Strand Wire is becoming a popular choice of balustrade, due to its contemporary look and practical and professional design. Strand wire refers to a series of tensioned wire rope connected vertically or horizontally to supports to form a balustrade. Suitable for a staircase, balcony or decking, strand wire adds a stylish alternative to glass but with less maintenance (except in coastal areas) and can be easily adapted to suit timber or stainless steel posts.
However, there have been a lot of updates to the BCA codes on strand wire balustrade recently, making it very difficult to install correctly and compliantly. We would recommend using a reputable balustrade company to install strand wire as they know what they are doing and can ensure your balcony or staircase is safe and complies to the Australian Standards and BCA codes.
Alongside meeting the standard balustrade regulations, a wire balustrade, with a drop of more than 1 metre, must meet the below requirements. Please see the attached HIA Information Sheet for the tension and deflection tables referred to below (dated May 2013, no changes have been made to the code in 2014).
Horizontal Wire Requirements
When measured with a strain indicator, it must be in accordance with the tension values in Table 22.214.171.124 on the attached HIA information sheet.
Must not exceed the maximum deflections in Table 126.96.36.199 on the attached document.
The minimum required tension is determined by the spacing between wires, the distance between each post and the diameter of the wire.
Vertical Wire Requirements
- Similiar to aluminium and stainless steel balustrade, if your deck has a drop of more than 4 metres to the area below, you cannot use horizontal wires and instead, they must be vertical.
-For a non-continuous system, when measured with a strain indicator, it must be in accordance with the tension values in Table 188.8.131.52 on the attached HIA information sheet.
- For a continuous vertical or continuous near vertical sloped wire system;
The wires must be no more than 2.5mm in diameter with a lay of 7x7 or 7x19 construction.
Changes in direction at support rails must pass around a pulley block without causing permanent deformation to the wire
Must have supporting rails, constructed with a spacing of not more than 900mm, of a material that does not allow deflection that would decrease the tension of the wire under load.
When the wire tension is measured with a strain indicator, it must be in accordance with the tension values in Table 184.108.40.206 of the attached document, and measured in the furthermost span from the tensioning device.
It is recommended that runs of wire are installed in straight lines and terminated at each corner.
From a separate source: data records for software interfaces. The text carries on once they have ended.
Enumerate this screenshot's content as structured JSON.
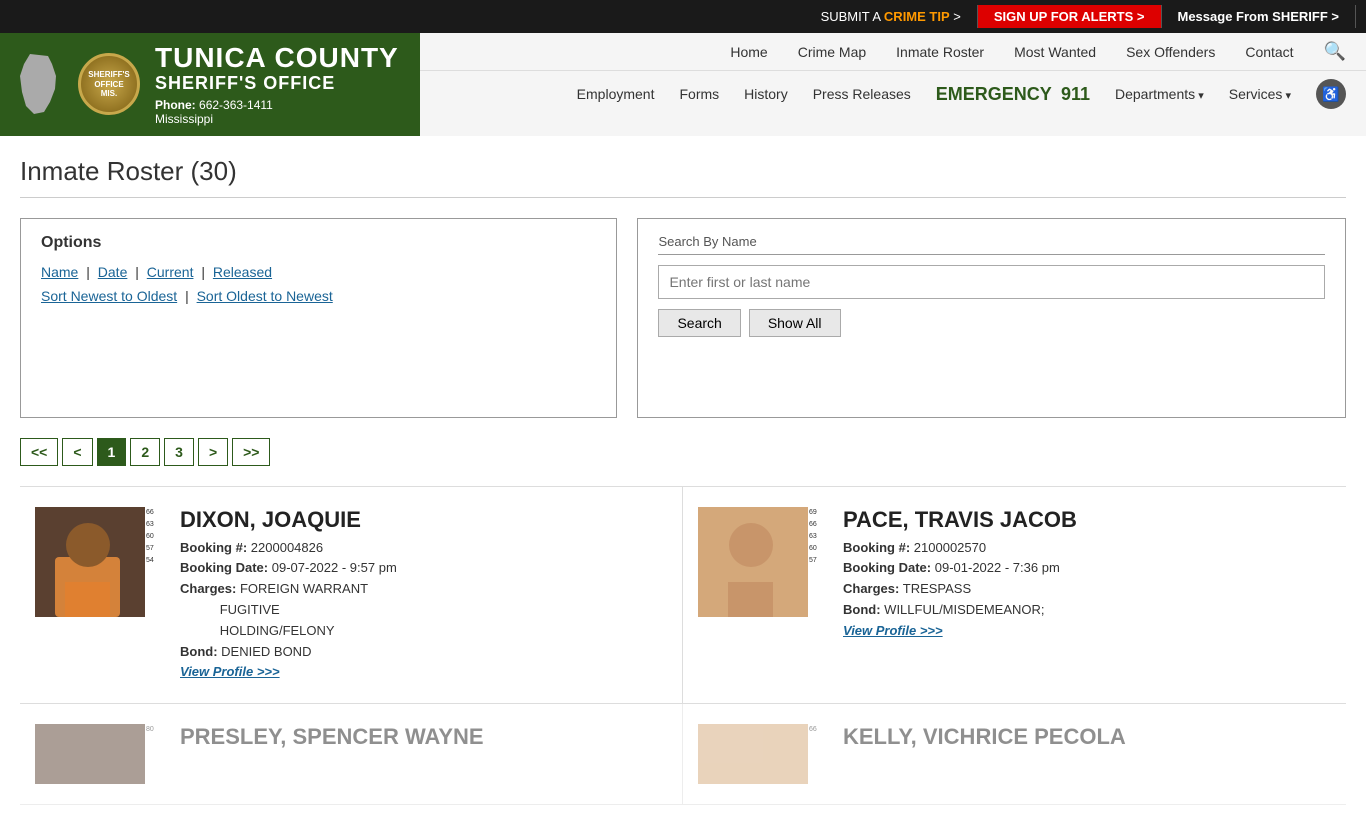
{
  "topbar": {
    "crime_tip_prefix": "SUBMIT A ",
    "crime_tip_highlight": "CRIME TIP",
    "crime_tip_arrow": " >",
    "alerts_prefix": "SIGN UP FOR ",
    "alerts_highlight": "ALERTS",
    "alerts_arrow": " >",
    "sheriff_prefix": "Message From ",
    "sheriff_highlight": "SHERIFF",
    "sheriff_arrow": " >"
  },
  "header": {
    "county": "TUNICA COUNTY",
    "office": "SHERIFF'S OFFICE",
    "phone_label": "Phone:",
    "phone": "662-363-1411",
    "state": "Mississippi",
    "nav_top": [
      "Home",
      "Crime Map",
      "Inmate Roster",
      "Most Wanted",
      "Sex Offenders",
      "Contact"
    ],
    "nav_bottom_emergency": "EMERGENCY",
    "nav_bottom_911": "911",
    "nav_bottom": [
      "Employment",
      "Forms",
      "History",
      "Press Releases"
    ],
    "nav_dropdowns": [
      "Departments",
      "Services"
    ]
  },
  "page": {
    "title": "Inmate Roster (30)"
  },
  "options": {
    "heading": "Options",
    "links_row1": [
      "Name",
      "Date",
      "Current",
      "Released"
    ],
    "links_row2": [
      "Sort Newest to Oldest",
      "Sort Oldest to Newest"
    ]
  },
  "search": {
    "legend": "Search By Name",
    "placeholder": "Enter first or last name",
    "search_btn": "Search",
    "show_all_btn": "Show All"
  },
  "pagination": {
    "first": "<<",
    "prev": "<",
    "pages": [
      "1",
      "2",
      "3"
    ],
    "next": ">",
    "last": ">>",
    "active": "1"
  },
  "inmates": [
    {
      "name": "DIXON, JOAQUIE",
      "booking_num": "2200004826",
      "booking_date": "09-07-2022 - 9:57 pm",
      "charges": "FOREIGN WARRANT FUGITIVE HOLDING/FELONY",
      "bond": "DENIED BOND",
      "view_profile": "View Profile >>>",
      "photo_tone": "dark"
    },
    {
      "name": "PACE, TRAVIS JACOB",
      "booking_num": "2100002570",
      "booking_date": "09-01-2022 - 7:36 pm",
      "charges": "TRESPASS",
      "bond": "WILLFUL/MISDEMEANOR;",
      "view_profile": "View Profile >>>",
      "photo_tone": "light"
    },
    {
      "name": "PRESLEY, SPENCER WAYNE",
      "booking_num": "",
      "booking_date": "",
      "charges": "",
      "bond": "",
      "view_profile": "",
      "photo_tone": "dark"
    },
    {
      "name": "KELLY, VICHRICE PECOLA",
      "booking_num": "",
      "booking_date": "",
      "charges": "",
      "bond": "",
      "view_profile": "",
      "photo_tone": "light"
    }
  ],
  "labels": {
    "booking_num": "Booking #:",
    "booking_date": "Booking Date:",
    "charges": "Charges:",
    "bond": "Bond:"
  }
}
One also needs to calculate the length of the runs to allow for tension and deflection requirements. This is all second nature to a certified installer like ours, with years of experience and knowledge in balustrading. If you want to know more about this premium product, contact our professional team on 08 9302 1947 or fill in our online quote form to the right of this blog and one of our team will contact you.
Source: Part 3.9.2 of the Building Code of Australia 2014, Volume 2.